Your assignment :: Your output should repeat each record below with no differences.

╔══

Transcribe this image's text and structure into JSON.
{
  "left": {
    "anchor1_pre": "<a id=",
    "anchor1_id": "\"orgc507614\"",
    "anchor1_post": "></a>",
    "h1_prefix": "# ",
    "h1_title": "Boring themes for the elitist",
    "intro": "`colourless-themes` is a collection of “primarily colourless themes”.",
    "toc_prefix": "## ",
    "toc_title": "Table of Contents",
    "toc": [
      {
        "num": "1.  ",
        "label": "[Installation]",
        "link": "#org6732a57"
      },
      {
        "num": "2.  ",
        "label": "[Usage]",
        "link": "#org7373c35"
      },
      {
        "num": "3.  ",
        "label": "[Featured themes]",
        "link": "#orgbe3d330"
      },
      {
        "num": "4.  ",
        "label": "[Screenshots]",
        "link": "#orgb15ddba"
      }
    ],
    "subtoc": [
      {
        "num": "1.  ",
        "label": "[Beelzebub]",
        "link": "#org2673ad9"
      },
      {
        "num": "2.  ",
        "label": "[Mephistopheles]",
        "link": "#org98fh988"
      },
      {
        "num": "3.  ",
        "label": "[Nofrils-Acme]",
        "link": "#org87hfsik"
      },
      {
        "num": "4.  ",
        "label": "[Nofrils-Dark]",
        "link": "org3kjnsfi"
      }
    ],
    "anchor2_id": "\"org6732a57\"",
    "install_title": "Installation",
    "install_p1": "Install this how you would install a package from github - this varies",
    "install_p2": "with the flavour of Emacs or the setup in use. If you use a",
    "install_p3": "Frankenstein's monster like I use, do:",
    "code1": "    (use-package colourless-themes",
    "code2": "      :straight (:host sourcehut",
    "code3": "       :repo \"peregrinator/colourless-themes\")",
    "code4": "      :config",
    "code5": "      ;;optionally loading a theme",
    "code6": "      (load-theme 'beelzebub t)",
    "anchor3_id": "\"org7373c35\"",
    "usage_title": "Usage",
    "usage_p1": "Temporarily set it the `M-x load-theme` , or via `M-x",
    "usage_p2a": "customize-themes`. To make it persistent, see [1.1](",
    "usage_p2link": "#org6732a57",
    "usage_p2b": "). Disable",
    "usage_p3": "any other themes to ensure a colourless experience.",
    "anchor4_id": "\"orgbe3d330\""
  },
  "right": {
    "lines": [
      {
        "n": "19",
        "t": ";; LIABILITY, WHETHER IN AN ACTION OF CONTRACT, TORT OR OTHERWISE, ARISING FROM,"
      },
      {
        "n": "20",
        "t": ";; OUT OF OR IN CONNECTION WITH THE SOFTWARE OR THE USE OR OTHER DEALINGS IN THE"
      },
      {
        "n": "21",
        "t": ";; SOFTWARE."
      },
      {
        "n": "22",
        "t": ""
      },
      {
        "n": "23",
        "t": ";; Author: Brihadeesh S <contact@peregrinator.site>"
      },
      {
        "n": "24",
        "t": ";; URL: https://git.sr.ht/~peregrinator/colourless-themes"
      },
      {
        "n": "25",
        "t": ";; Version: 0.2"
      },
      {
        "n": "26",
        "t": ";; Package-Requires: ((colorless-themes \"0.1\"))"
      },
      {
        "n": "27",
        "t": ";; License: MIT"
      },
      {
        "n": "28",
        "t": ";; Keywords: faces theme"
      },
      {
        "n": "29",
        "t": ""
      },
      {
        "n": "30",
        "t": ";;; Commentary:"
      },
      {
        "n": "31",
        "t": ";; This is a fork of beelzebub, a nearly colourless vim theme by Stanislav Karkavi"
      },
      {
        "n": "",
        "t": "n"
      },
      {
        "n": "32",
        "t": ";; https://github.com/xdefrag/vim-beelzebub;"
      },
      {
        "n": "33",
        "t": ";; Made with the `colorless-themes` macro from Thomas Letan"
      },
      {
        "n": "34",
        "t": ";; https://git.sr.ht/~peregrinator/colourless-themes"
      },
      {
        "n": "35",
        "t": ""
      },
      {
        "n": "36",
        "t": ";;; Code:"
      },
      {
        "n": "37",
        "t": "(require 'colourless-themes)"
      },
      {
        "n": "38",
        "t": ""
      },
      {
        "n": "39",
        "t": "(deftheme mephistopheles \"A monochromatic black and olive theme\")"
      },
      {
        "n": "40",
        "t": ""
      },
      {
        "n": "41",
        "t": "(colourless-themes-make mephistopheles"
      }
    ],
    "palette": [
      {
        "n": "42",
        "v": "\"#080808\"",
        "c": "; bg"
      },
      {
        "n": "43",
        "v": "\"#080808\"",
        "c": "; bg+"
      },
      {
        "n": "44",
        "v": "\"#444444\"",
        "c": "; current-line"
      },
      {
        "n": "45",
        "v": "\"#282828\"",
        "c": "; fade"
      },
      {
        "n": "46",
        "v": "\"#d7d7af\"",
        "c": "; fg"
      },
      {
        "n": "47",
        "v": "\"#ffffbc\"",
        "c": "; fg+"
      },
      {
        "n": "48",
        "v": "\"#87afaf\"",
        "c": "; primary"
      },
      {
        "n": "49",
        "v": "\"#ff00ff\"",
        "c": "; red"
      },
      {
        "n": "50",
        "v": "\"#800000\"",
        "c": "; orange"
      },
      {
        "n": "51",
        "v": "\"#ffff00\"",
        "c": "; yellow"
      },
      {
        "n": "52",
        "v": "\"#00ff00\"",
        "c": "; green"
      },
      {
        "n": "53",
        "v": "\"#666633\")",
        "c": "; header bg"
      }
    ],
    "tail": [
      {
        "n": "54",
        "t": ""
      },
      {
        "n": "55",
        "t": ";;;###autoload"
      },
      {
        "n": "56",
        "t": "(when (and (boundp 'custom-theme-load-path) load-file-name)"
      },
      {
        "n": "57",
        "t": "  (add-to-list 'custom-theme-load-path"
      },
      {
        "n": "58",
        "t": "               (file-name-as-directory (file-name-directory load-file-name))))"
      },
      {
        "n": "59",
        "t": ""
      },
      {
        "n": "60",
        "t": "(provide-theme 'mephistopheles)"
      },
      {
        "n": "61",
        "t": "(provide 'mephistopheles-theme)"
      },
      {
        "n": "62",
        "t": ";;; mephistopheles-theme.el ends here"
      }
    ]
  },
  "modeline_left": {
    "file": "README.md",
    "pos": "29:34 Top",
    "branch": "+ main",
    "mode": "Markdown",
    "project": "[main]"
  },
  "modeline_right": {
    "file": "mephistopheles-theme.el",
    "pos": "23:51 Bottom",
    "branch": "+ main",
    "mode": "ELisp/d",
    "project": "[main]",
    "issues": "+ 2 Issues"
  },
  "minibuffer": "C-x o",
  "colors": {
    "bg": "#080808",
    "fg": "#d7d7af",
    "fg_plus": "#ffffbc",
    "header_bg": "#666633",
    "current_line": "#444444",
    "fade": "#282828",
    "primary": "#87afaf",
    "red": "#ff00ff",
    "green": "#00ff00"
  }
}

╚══

Output for this exercise ::
Transcribe this image's text and structure into JSON.
{
  "left": {
    "anchor1_pre": "<a id=",
    "anchor1_id": "\"orgc507614\"",
    "anchor1_post": "></a>",
    "h1_prefix": "# ",
    "h1_title": "Boring themes for the elitist",
    "intro": "`colourless-themes` is a collection of “primarily colourless themes”.",
    "toc_prefix": "## ",
    "toc_title": "Table of Contents",
    "toc": [
      {
        "num": "1.  ",
        "label": "[Installation]",
        "link": "#org6732a57"
      },
      {
        "num": "2.  ",
        "label": "[Usage]",
        "link": "#org7373c35"
      },
      {
        "num": "3.  ",
        "label": "[Featured themes]",
        "link": "#orgbe3d330"
      },
      {
        "num": "4.  ",
        "label": "[Screenshots]",
        "link": "#orgb15ddba"
      }
    ],
    "subtoc": [
      {
        "num": "1.  ",
        "label": "[Beelzebub]",
        "link": "#org2673ad9"
      },
      {
        "num": "2.  ",
        "label": "[Mephistopheles]",
        "link": "#org98fh988"
      },
      {
        "num": "3.  ",
        "label": "[Nofrils-Acme]",
        "link": "#org87hfsik"
      },
      {
        "num": "4.  ",
        "label": "[Nofrils-Dark]",
        "link": "org3kjnsfi"
      }
    ],
    "anchor2_id": "\"org6732a57\"",
    "install_title": "Installation",
    "install_p1": "Install this how you would install a package from github - this varies",
    "install_p2": "with the flavour of Emacs or the setup in use. If you use a",
    "install_p3": "Frankenstein's monster like I use, do:",
    "code1": "    (use-package colourless-themes",
    "code2": "      :straight (:host sourcehut",
    "code3": "       :repo \"peregrinator/colourless-themes\")",
    "code4": "      :config",
    "code5": "      ;;optionally loading a theme",
    "code6": "      (load-theme 'beelzebub t)",
    "anchor3_id": "\"org7373c35\"",
    "usage_title": "Usage",
    "usage_p1": "Temporarily set it the `M-x load-theme` , or via `M-x",
    "usage_p2a": "customize-themes`. To make it persistent, see [1.1](",
    "usage_p2link": "#org6732a57",
    "usage_p2b": "). Disable",
    "usage_p3": "any other themes to ensure a colourless experience.",
    "anchor4_id": "\"orgbe3d330\""
  },
  "right": {
    "lines": [
      {
        "n": "19",
        "t": ";; LIABILITY, WHETHER IN AN ACTION OF CONTRACT, TORT OR OTHERWISE, ARISING FROM,"
      },
      {
        "n": "20",
        "t": ";; OUT OF OR IN CONNECTION WITH THE SOFTWARE OR THE USE OR OTHER DEALINGS IN THE"
      },
      {
        "n": "21",
        "t": ";; SOFTWARE."
      },
      {
        "n": "22",
        "t": ""
      },
      {
        "n": "23",
        "t": ";; Author: Brihadeesh S <contact@peregrinator.site>"
      },
      {
        "n": "24",
        "t": ";; URL: https://git.sr.ht/~peregrinator/colourless-themes"
      },
      {
        "n": "25",
        "t": ";; Version: 0.2"
      },
      {
        "n": "26",
        "t": ";; Package-Requires: ((colorless-themes \"0.1\"))"
      },
      {
        "n": "27",
        "t": ";; License: MIT"
      },
      {
        "n": "28",
        "t": ";; Keywords: faces theme"
      },
      {
        "n": "29",
        "t": ""
      },
      {
        "n": "30",
        "t": ";;; Commentary:"
      },
      {
        "n": "31",
        "t": ";; This is a fork of beelzebub, a nearly colourless vim theme by Stanislav Karkavi"
      },
      {
        "n": "",
        "t": "n"
      },
      {
        "n": "32",
        "t": ";; https://github.com/xdefrag/vim-beelzebub;"
      },
      {
        "n": "33",
        "t": ";; Made with the `colorless-themes` macro from Thomas Letan"
      },
      {
        "n": "34",
        "t": ";; https://git.sr.ht/~peregrinator/colourless-themes"
      },
      {
        "n": "35",
        "t": ""
      },
      {
        "n": "36",
        "t": ";;; Code:"
      },
      {
        "n": "37",
        "t": "(require 'colourless-themes)"
      },
      {
        "n": "38",
        "t": ""
      },
      {
        "n": "39",
        "t": "(deftheme mephistopheles \"A monochromatic black and olive theme\")"
      },
      {
        "n": "40",
        "t": ""
      },
      {
        "n": "41",
        "t": "(colourless-themes-make mephistopheles"
      }
    ],
    "palette": [
      {
        "n": "42",
        "v": "\"#080808\"",
        "c": "; bg"
      },
      {
        "n": "43",
        "v": "\"#080808\"",
        "c": "; bg+"
      },
      {
        "n": "44",
        "v": "\"#444444\"",
        "c": "; current-line"
      },
      {
        "n": "45",
        "v": "\"#282828\"",
        "c": "; fade"
      },
      {
        "n": "46",
        "v": "\"#d7d7af\"",
        "c": "; fg"
      },
      {
        "n": "47",
        "v": "\"#ffffbc\"",
        "c": "; fg+"
      },
      {
        "n": "48",
        "v": "\"#87afaf\"",
        "c": "; primary"
      },
      {
        "n": "49",
        "v": "\"#ff00ff\"",
        "c": "; red"
      },
      {
        "n": "50",
        "v": "\"#800000\"",
        "c": "; orange"
      },
      {
        "n": "51",
        "v": "\"#ffff00\"",
        "c": "; yellow"
      },
      {
        "n": "52",
        "v": "\"#00ff00\"",
        "c": "; green"
      },
      {
        "n": "53",
        "v": "\"#666633\")",
        "c": "; header bg"
      }
    ],
    "tail": [
      {
        "n": "54",
        "t": ""
      },
      {
        "n": "55",
        "t": ";;;###autoload"
      },
      {
        "n": "56",
        "t": "(when (and (boundp 'custom-theme-load-path) load-file-name)"
      },
      {
        "n": "57",
        "t": "  (add-to-list 'custom-theme-load-path"
      },
      {
        "n": "58",
        "t": "               (file-name-as-directory (file-name-directory load-file-name))))"
      },
      {
        "n": "59",
        "t": ""
      },
      {
        "n": "60",
        "t": "(provide-theme 'mephistopheles)"
      },
      {
        "n": "61",
        "t": "(provide 'mephistopheles-theme)"
      },
      {
        "n": "62",
        "t": ";;; mephistopheles-theme.el ends here"
      }
    ]
  },
  "modeline_left": {
    "file": "README.md",
    "pos": "29:34 Top",
    "branch": "+ main",
    "mode": "Markdown",
    "project": "[main]"
  },
  "modeline_right": {
    "file": "mephistopheles-theme.el",
    "pos": "23:51 Bottom",
    "branch": "+ main",
    "mode": "ELisp/d",
    "project": "[main]",
    "issues": "+ 2 Issues"
  },
  "minibuffer": "C-x o",
  "colors": {
    "bg": "#080808",
    "fg": "#d7d7af",
    "fg_plus": "#ffffbc",
    "header_bg": "#666633",
    "current_line": "#444444",
    "fade": "#282828",
    "primary": "#87afaf",
    "red": "#ff00ff",
    "green": "#00ff00"
  }
}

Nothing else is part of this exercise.